**Your objective:** Search the records that follow and extract every line containing the string "défaut".

**Input:**
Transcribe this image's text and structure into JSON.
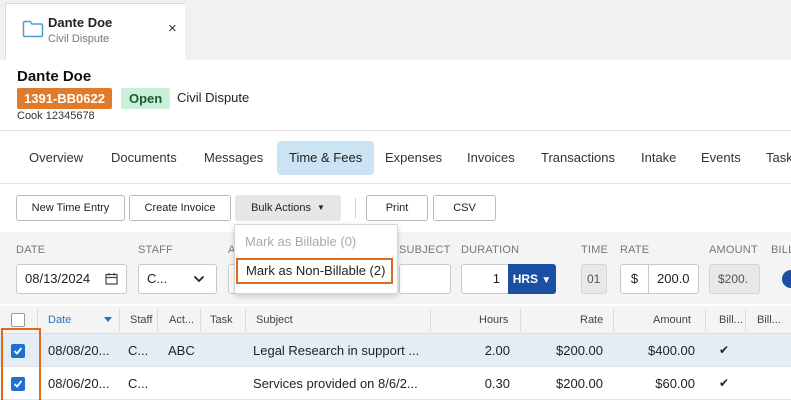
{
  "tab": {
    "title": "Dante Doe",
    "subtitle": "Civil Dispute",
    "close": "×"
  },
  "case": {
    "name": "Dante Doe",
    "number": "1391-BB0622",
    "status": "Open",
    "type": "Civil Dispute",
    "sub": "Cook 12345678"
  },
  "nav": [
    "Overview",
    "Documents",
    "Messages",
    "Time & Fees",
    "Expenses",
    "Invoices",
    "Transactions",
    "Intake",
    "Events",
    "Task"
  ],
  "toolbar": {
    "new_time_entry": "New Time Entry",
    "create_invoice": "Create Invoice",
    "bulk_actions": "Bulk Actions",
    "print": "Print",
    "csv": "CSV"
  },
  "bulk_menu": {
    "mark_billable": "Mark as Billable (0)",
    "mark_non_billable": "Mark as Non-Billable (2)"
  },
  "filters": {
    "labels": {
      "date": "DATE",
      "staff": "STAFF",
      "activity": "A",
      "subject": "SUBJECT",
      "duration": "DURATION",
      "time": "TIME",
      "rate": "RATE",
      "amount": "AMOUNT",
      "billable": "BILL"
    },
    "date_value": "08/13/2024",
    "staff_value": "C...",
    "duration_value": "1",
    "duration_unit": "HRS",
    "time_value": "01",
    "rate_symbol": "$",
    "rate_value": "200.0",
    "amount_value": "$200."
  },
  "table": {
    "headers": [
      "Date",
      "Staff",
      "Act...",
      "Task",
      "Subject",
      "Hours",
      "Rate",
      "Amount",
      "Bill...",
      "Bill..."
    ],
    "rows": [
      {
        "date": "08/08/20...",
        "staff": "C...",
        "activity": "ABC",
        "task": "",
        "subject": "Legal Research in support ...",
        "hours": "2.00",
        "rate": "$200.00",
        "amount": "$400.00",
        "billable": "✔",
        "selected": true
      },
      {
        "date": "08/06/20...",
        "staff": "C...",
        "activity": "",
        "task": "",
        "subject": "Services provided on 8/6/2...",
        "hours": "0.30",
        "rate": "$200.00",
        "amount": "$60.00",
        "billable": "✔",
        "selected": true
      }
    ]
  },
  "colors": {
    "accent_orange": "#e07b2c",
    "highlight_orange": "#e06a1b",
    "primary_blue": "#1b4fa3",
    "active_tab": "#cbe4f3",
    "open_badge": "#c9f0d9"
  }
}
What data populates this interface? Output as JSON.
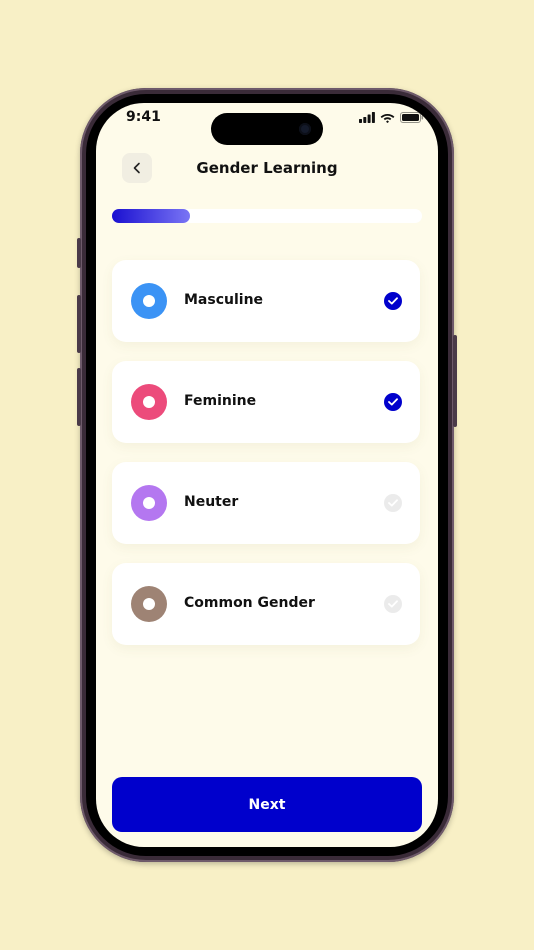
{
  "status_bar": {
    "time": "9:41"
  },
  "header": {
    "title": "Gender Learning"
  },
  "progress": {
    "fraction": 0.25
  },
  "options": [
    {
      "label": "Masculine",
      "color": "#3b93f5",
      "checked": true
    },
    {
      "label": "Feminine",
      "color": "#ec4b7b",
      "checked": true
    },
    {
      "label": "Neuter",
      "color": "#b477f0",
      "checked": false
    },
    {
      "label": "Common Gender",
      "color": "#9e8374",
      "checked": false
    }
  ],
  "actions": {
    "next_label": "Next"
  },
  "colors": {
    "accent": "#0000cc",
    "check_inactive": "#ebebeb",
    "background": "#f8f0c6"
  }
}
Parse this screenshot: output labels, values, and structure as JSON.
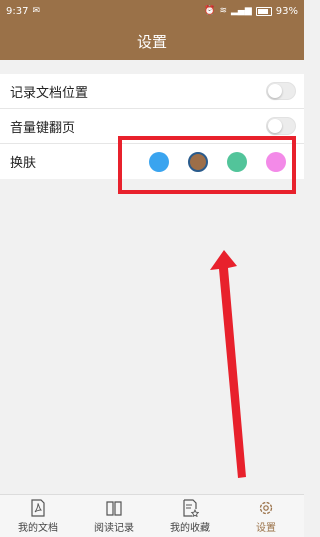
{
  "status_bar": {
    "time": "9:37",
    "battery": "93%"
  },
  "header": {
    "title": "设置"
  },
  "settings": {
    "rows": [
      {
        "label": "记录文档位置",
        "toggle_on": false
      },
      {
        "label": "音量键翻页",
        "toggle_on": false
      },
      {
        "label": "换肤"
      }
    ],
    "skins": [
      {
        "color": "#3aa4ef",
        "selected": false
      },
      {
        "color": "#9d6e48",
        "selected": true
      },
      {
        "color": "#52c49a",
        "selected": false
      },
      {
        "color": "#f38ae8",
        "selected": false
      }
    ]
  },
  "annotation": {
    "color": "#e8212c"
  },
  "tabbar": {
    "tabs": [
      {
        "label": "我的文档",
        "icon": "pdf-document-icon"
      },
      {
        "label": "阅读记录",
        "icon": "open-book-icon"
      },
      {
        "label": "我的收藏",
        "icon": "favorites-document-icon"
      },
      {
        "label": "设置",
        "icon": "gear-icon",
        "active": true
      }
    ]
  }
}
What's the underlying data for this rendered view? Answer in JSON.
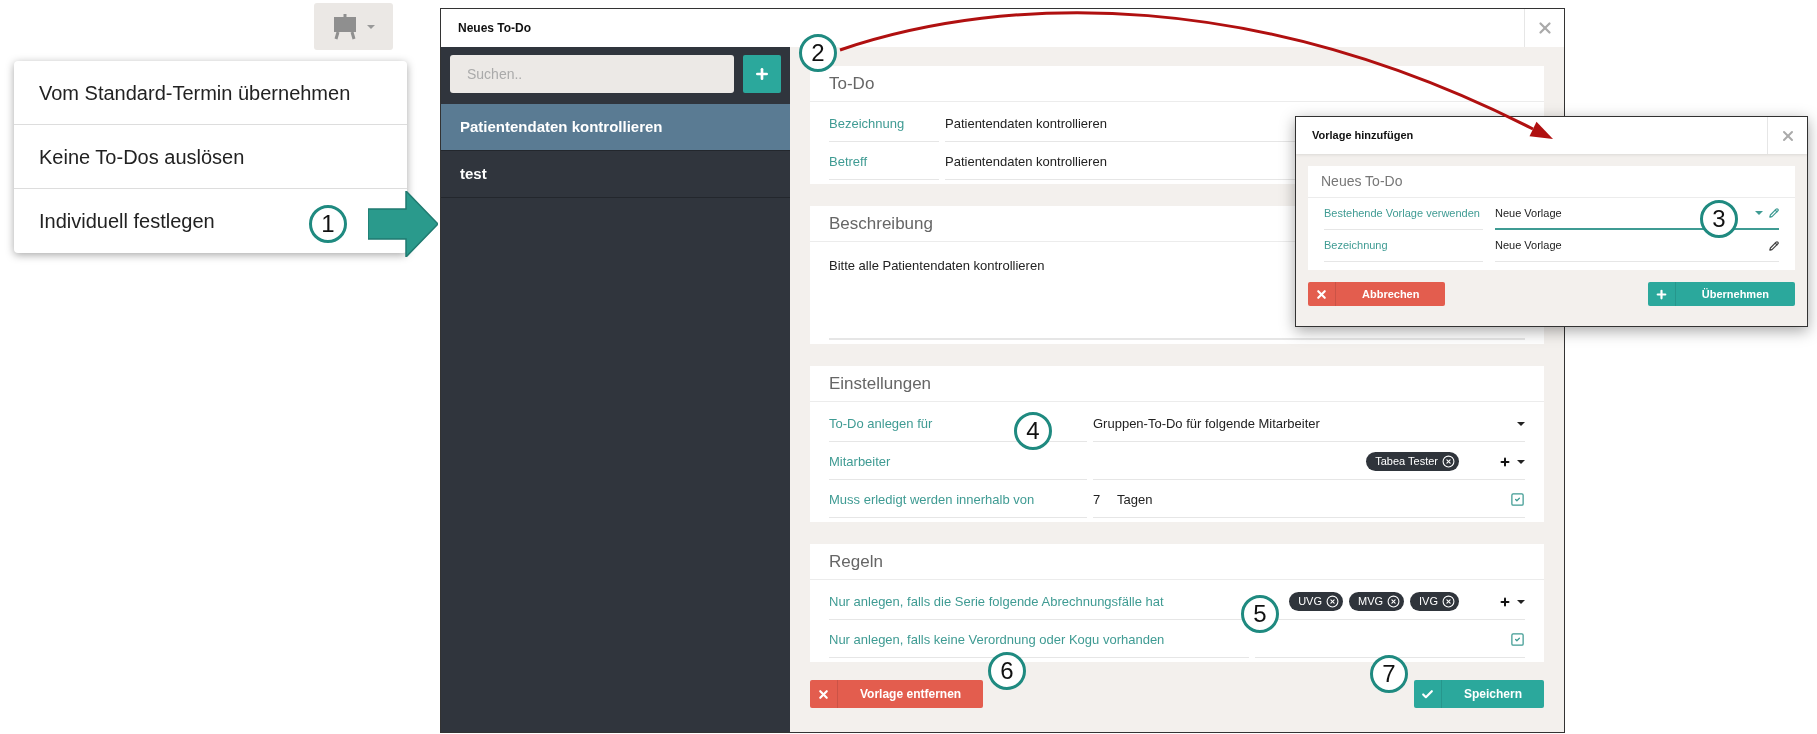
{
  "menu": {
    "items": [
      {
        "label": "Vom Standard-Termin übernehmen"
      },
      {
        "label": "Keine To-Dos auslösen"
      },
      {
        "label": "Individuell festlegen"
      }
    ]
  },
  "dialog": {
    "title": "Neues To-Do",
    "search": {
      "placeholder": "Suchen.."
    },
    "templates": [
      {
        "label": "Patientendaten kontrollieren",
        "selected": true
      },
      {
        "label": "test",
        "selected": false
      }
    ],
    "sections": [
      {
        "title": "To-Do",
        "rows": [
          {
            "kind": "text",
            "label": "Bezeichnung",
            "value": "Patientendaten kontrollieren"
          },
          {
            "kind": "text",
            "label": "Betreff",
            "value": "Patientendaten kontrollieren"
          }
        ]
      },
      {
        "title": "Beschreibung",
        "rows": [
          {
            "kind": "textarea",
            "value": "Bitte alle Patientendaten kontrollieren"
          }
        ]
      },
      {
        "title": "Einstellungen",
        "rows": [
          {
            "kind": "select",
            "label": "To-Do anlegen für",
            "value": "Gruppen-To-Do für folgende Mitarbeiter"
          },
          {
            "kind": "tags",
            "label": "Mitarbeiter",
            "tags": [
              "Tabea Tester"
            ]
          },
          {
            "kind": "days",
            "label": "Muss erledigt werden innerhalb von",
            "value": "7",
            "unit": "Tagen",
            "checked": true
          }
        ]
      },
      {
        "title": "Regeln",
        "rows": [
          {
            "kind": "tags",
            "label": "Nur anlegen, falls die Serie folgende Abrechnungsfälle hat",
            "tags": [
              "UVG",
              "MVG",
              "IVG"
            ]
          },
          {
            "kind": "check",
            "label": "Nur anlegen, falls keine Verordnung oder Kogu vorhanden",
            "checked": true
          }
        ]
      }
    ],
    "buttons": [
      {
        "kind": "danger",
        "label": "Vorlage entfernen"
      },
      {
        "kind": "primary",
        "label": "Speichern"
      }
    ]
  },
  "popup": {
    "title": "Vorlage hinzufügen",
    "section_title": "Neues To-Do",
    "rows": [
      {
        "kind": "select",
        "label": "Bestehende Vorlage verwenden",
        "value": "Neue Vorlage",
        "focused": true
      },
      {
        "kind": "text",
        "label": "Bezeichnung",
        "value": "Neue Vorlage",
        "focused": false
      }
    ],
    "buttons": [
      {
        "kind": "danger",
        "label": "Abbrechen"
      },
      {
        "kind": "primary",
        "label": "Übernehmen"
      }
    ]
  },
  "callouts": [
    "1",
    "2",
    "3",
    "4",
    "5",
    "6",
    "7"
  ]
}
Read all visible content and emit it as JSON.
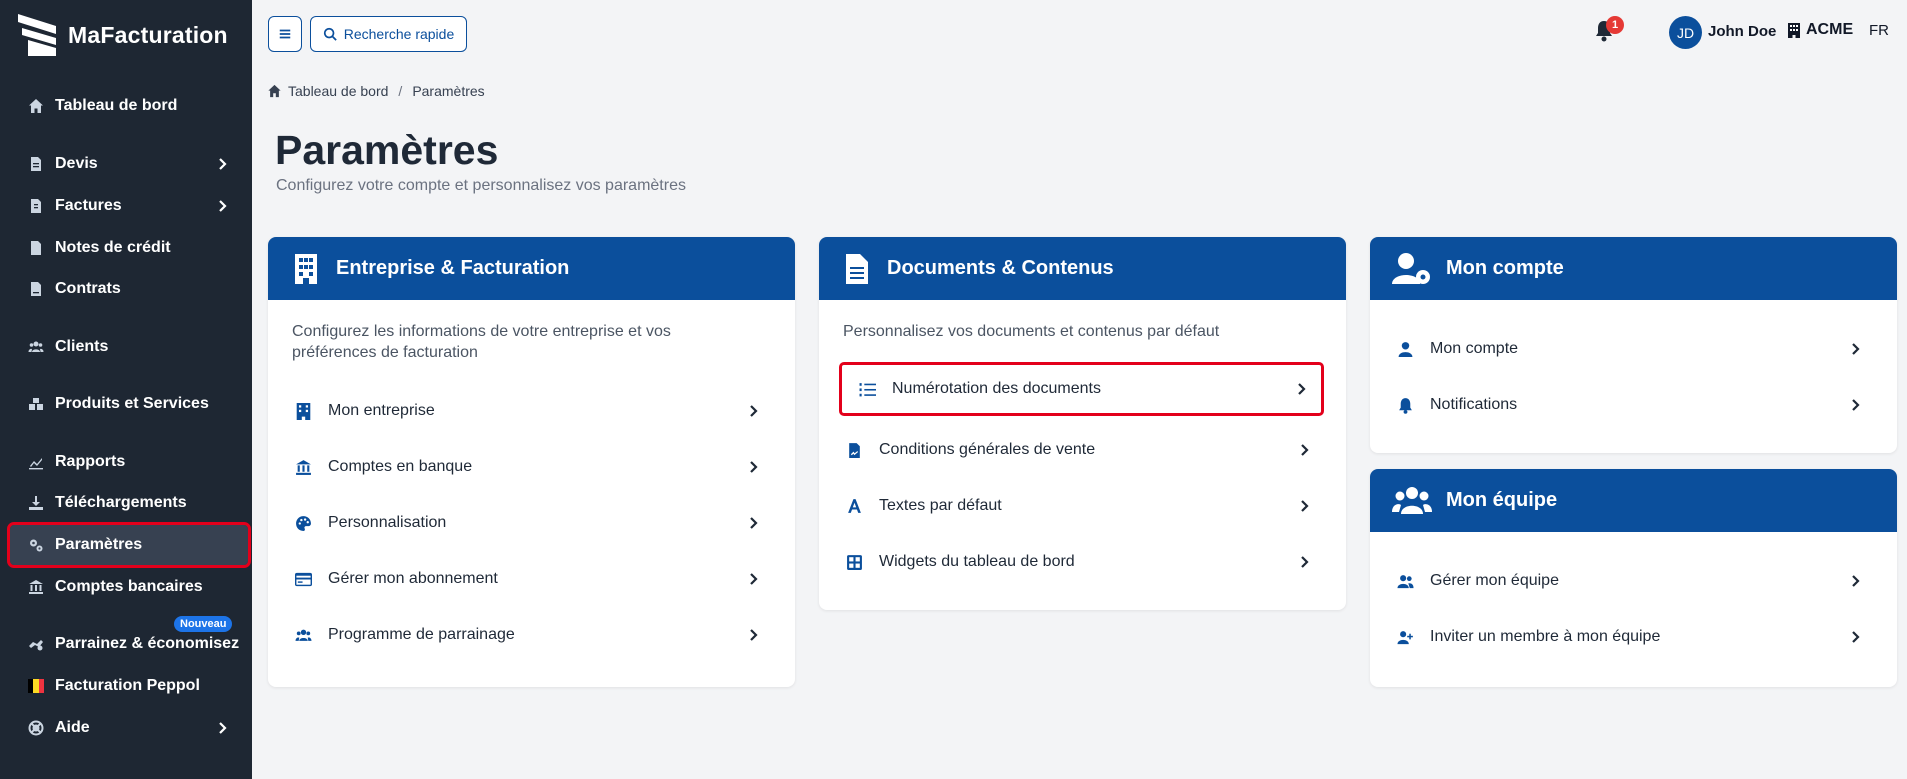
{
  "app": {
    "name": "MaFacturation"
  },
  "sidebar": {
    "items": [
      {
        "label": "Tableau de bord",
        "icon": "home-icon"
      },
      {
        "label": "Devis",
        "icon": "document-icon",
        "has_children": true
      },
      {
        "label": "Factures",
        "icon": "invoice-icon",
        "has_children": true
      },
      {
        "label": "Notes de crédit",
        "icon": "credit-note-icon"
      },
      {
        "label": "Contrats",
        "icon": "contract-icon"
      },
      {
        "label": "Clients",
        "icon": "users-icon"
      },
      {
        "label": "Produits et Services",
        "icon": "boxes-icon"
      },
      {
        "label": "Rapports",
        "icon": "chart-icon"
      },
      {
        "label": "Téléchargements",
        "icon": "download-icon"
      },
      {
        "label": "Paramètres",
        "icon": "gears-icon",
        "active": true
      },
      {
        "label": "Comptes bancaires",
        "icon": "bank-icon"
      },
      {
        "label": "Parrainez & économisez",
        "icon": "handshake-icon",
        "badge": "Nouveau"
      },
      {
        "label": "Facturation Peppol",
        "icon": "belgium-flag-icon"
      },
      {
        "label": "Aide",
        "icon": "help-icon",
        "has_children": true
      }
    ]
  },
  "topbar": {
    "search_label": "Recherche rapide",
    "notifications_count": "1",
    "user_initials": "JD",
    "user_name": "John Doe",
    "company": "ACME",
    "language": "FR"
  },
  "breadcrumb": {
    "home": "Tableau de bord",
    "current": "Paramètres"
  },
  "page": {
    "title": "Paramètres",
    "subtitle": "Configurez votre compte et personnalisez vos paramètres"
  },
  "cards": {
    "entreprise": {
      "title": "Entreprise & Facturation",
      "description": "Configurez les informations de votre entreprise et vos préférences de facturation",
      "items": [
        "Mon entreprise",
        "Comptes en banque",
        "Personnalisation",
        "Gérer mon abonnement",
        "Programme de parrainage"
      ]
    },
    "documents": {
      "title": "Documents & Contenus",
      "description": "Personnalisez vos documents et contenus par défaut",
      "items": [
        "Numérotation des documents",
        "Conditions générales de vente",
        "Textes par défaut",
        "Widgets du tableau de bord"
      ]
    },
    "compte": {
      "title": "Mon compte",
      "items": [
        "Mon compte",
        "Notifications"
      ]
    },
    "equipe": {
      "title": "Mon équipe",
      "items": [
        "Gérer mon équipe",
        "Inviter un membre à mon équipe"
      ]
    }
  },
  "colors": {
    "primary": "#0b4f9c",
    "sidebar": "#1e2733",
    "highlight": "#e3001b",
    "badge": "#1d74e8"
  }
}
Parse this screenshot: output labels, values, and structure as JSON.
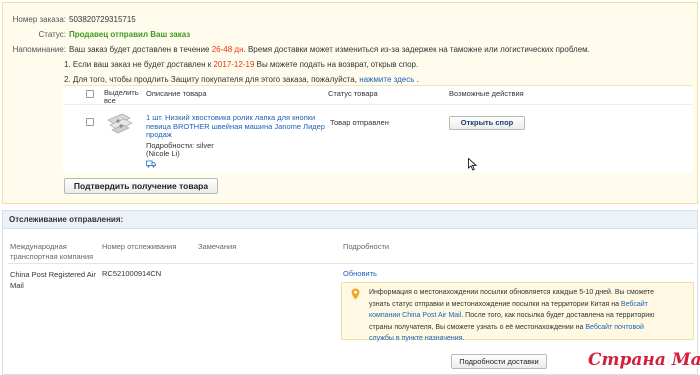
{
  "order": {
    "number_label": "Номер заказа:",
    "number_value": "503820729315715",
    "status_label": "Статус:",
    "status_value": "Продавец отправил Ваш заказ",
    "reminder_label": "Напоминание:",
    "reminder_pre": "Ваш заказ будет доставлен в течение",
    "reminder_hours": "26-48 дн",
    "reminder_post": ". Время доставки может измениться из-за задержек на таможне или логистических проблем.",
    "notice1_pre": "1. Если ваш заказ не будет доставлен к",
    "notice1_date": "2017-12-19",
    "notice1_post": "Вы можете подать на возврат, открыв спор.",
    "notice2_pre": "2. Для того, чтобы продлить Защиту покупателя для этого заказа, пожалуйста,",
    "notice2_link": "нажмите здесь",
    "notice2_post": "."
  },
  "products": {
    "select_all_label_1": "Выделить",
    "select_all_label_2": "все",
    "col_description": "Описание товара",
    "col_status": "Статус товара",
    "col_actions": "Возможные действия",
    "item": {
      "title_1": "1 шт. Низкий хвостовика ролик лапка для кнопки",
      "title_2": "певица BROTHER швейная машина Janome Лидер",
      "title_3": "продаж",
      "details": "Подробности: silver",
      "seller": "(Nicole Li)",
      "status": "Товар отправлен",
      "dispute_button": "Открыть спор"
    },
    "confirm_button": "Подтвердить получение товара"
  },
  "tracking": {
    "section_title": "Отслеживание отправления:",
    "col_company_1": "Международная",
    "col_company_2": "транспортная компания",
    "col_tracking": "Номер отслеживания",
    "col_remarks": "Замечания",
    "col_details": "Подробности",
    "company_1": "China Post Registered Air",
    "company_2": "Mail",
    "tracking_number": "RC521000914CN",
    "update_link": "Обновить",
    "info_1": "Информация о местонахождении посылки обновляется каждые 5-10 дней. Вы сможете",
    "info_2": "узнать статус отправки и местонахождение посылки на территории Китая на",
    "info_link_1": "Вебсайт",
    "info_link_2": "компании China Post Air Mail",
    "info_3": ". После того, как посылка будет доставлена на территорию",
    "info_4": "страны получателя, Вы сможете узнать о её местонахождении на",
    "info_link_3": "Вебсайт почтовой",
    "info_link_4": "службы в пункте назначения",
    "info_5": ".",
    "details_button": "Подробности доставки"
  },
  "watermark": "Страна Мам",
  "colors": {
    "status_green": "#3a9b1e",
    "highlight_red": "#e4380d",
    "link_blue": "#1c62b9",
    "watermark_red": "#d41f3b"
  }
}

**Problem solution:**
      "description": "Personnalisez vos documents et contenus par défaut",
        "Textes par défaut",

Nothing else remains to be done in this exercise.